TAG Heuer Carrera Tête de Vipère Chronograph Tourbillon
It’s not often a Chronograph Tourbillon exists from one of horology’s foundational members comes in under 6-figures, and at the same gets certified by the observatory at Besançon. For those of you who don’t know, the Besançon observatory engages in the certification of chronometers, and unlike COSC and similar type organistions, they very rarely bestow their esteemed certification on watches. in fact, since its inception way back in 1897 until now, only 500 watches have ever been certified (there was a 3-and-a-half-decade hiatus, however…). Nevertheless, this prestigious certification, named the Tête de Vipère (or the Viper’s Head) enables TAG Heuer to proclaim their Chronograph Tourbillon as being one of the world’s finest and most accurate. You still have the trademark sporty-like nature of the Carrera, and while the Carrera Tête de Vipère Chronograph Tourbillon may not be the most proportionally appealing tourbillon, it’s still super impressive. And I want one.
Jaquet Droz Grande Heuer Minute
Jaquet Droz seem to have a knack at producing watches that really catch my attention (and my heart). I love everything that they produce, from the absurdly complex to the ridiculously simple looking, the pieces from the Jaquet Droz atelier are both beautiful and desirable. The Grande Heuer Minute is their latest minimalist’s expression, capturing the art of “less is more”. This new addition keeps the focus on the essentials of watchmaking: the measuring of time as it passes us by. You have, simply, the passing hours, minutes and seconds, and with that level of simplicity, you may wonder what makes the Grande Heuer Minute any more desirable than, let’s say for argument’s sake, a Timex. It’s Jaquet Droz’s inept ability to fine tune even the most minutiae of details, and to make those intricate explode. It’s available in either a slate grey dial or a sliver-plated dial, with the darker option being my preference. But let’s be real, I’d be happy with both.
Grönefeld 1941 Principia Automatic

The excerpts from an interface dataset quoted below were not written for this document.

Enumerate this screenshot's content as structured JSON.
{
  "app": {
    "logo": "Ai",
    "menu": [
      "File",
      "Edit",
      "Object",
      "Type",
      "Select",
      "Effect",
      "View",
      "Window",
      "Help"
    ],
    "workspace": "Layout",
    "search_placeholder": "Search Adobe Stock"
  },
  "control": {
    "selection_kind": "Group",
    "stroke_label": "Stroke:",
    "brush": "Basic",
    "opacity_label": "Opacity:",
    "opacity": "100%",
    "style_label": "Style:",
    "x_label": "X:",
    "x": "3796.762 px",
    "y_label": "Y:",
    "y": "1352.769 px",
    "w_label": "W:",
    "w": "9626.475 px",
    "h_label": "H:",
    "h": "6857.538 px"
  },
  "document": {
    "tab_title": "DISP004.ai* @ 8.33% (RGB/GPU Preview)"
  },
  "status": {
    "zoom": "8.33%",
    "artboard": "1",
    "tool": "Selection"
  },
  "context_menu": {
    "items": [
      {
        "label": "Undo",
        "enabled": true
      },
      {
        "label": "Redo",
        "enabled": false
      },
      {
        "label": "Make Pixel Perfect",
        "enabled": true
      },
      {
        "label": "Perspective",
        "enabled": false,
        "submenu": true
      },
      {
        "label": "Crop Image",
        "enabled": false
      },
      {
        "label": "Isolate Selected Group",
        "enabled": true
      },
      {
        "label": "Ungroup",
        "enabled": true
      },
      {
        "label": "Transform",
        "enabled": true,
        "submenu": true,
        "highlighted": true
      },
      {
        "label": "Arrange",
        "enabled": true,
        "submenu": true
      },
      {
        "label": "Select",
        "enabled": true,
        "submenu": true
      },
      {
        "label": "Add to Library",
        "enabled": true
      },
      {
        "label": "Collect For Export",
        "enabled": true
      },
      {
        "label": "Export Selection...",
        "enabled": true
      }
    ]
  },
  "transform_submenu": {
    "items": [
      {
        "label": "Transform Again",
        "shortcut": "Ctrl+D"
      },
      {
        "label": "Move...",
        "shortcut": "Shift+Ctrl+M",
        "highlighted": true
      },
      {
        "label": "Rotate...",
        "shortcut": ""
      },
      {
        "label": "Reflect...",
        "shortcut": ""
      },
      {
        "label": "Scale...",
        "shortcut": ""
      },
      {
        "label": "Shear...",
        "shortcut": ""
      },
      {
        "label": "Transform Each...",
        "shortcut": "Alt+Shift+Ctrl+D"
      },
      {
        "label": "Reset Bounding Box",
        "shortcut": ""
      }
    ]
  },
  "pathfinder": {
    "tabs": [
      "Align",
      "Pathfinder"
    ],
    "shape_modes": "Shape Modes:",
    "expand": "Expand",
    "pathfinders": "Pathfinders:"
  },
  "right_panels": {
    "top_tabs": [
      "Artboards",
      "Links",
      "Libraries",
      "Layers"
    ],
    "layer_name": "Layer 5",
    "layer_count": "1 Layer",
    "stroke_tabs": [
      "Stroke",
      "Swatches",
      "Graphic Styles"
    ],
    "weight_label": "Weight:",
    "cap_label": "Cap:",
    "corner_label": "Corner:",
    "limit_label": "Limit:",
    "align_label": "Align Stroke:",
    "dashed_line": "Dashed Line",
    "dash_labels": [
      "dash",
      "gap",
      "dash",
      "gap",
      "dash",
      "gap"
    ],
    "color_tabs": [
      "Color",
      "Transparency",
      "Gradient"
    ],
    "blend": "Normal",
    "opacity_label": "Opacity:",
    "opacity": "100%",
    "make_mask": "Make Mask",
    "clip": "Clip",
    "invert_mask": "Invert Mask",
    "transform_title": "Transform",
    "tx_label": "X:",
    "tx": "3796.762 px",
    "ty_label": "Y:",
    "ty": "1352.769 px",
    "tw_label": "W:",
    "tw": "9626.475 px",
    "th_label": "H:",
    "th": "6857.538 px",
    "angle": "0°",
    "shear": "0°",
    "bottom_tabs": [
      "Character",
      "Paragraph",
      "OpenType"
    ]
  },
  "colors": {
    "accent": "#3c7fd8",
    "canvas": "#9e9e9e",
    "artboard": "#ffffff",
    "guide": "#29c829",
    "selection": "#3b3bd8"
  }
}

Boy oh boy have the Grönefeld been busy lately. First, they released a collaboration piece with Hodinkee that we featured a few weeks back, and now they’ve come along and introduced a whole new collection into their ever-expanding portfolio of highly desirable timepieces. The 1941 Principia Automatic is such a welcomed addition to the Grönefeld family. All of their other pieces are super complex. You have the Parallax Tourbillon, the 1941 Remontoire, and of course the One Hertz, each of which involving some pretty technical bits of watchmaking. Now, I’m not saying that the 1941 Principia Automatic is anything lesser than its brothers, but it is a simpler, more basic timepiece. And this means it’s also going to be much more affordable (affordable is, of course, used relatively and loosely in the context of luxury watches). The 1941 Principia Automatic shares the same dimensions as the 1941 Remontoire, and it’s available in a bunch of dial colours and case materials that you can play around with on their website. This is a great watch, and it has really opened the doors for Grönefeld to start flexing and expanding their horological might. Exciting!
If you enjoyed The Wind Up and would like to continue reading about watches, you can head on over to my blog, Haulogerie, where I delve a bit deeper into the wonderful world of watches.